[Excerpts from an interface dataset]
--- START ---

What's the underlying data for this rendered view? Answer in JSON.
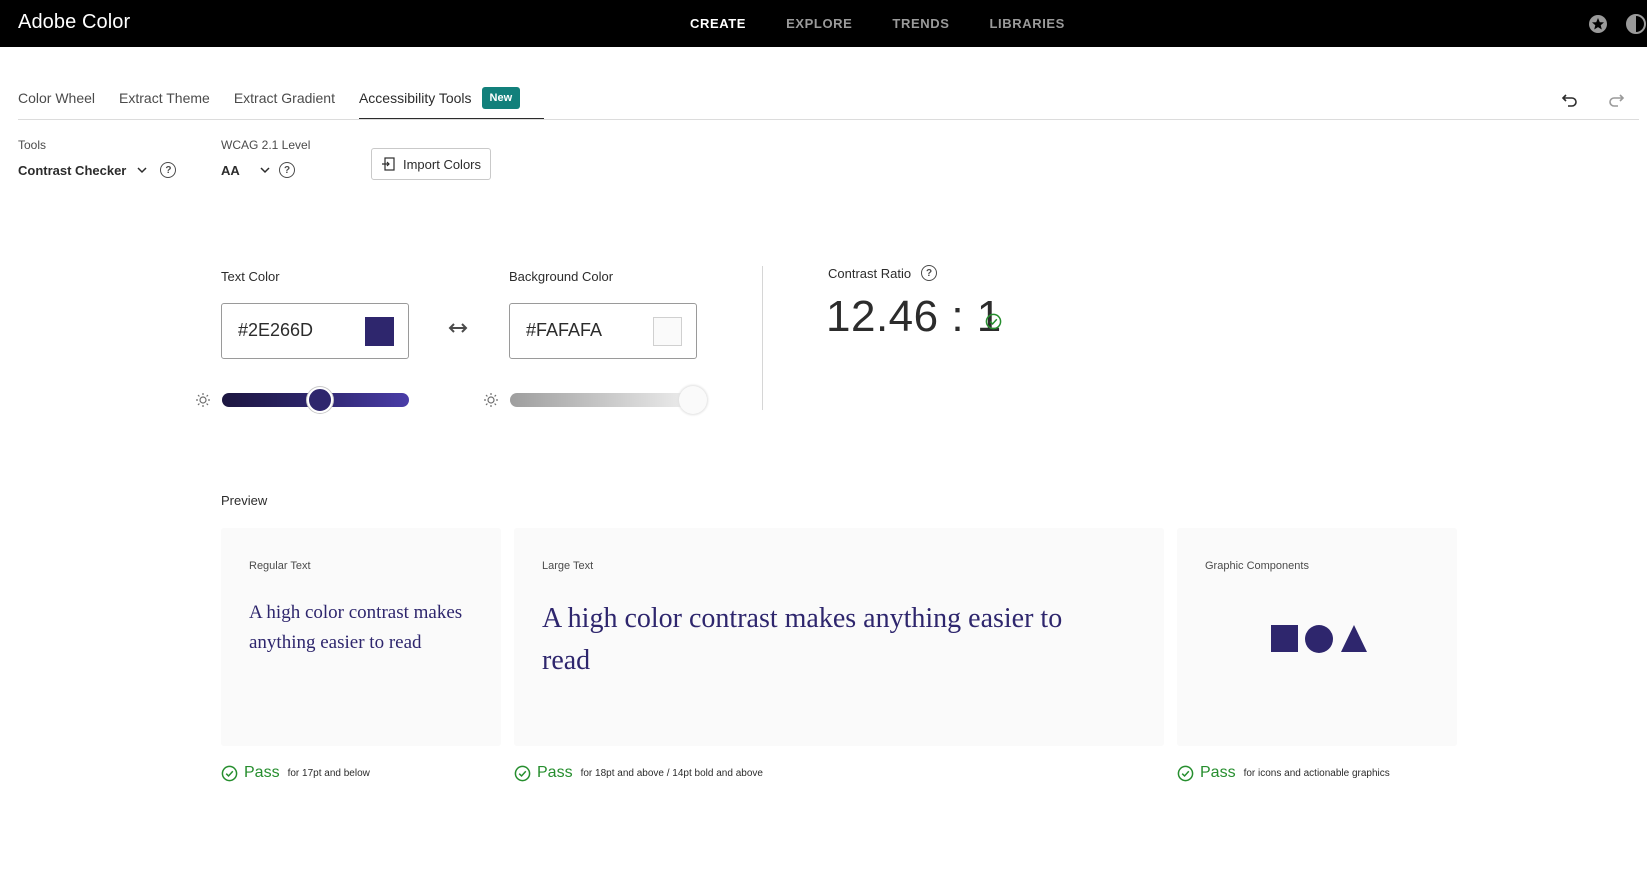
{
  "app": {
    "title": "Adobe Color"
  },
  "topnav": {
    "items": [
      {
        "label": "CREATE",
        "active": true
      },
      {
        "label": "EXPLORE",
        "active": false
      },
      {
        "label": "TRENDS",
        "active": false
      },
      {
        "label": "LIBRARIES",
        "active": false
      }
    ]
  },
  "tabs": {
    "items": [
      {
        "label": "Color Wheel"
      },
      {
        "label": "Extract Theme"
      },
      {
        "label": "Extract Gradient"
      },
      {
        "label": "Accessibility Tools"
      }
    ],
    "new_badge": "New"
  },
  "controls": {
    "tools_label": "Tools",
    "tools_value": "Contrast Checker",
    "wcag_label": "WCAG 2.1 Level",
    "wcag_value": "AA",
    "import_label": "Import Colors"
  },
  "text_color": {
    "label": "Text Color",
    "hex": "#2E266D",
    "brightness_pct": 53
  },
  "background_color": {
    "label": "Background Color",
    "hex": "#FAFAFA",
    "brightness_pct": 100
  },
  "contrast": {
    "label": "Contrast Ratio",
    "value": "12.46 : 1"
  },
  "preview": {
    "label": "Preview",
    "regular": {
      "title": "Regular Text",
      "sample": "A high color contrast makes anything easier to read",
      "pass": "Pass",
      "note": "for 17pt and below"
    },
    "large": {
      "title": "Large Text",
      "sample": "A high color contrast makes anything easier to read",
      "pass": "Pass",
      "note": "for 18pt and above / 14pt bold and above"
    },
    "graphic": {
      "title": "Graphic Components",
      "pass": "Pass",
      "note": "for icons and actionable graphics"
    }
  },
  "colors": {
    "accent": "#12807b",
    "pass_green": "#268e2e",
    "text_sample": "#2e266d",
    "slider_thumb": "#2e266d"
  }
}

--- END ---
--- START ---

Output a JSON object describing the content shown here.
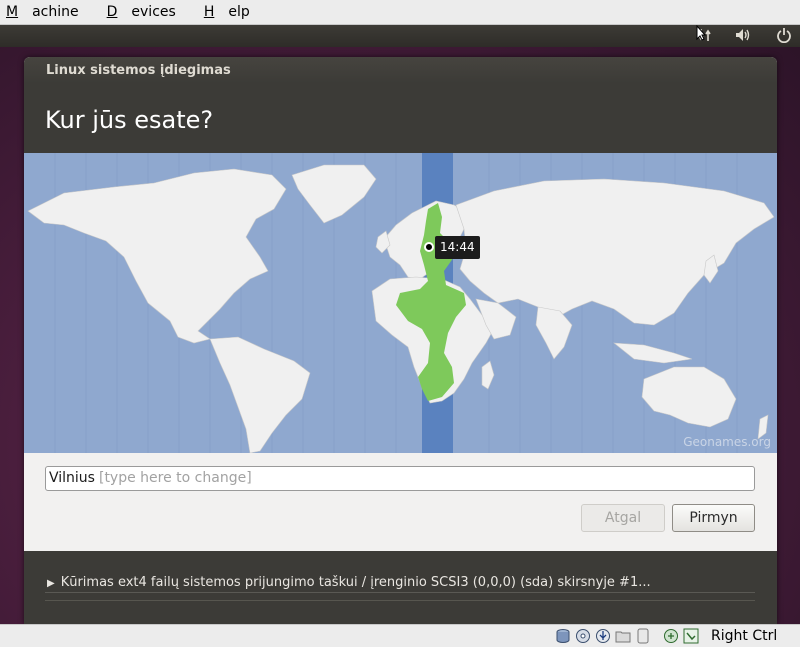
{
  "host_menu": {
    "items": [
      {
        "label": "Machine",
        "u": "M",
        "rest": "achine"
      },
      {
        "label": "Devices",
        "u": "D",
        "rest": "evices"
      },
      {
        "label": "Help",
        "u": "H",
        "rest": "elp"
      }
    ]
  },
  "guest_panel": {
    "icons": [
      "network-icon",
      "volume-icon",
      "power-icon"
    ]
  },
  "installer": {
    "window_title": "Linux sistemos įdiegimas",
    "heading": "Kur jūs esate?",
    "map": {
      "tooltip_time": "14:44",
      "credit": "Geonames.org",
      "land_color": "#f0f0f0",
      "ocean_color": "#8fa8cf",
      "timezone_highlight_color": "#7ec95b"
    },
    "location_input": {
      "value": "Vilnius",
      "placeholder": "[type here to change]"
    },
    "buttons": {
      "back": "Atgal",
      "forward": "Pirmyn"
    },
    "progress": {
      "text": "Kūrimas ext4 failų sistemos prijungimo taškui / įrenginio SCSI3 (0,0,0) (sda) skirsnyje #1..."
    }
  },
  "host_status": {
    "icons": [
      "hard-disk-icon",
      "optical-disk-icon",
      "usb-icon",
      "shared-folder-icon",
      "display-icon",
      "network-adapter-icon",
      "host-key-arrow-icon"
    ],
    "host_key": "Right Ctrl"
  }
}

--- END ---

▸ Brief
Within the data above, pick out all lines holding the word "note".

▸ Task output
      "note": "for 17pt and below"
      "note": "for 18pt and above / 14pt bold and above"
      "note": "for icons and actionable graphics"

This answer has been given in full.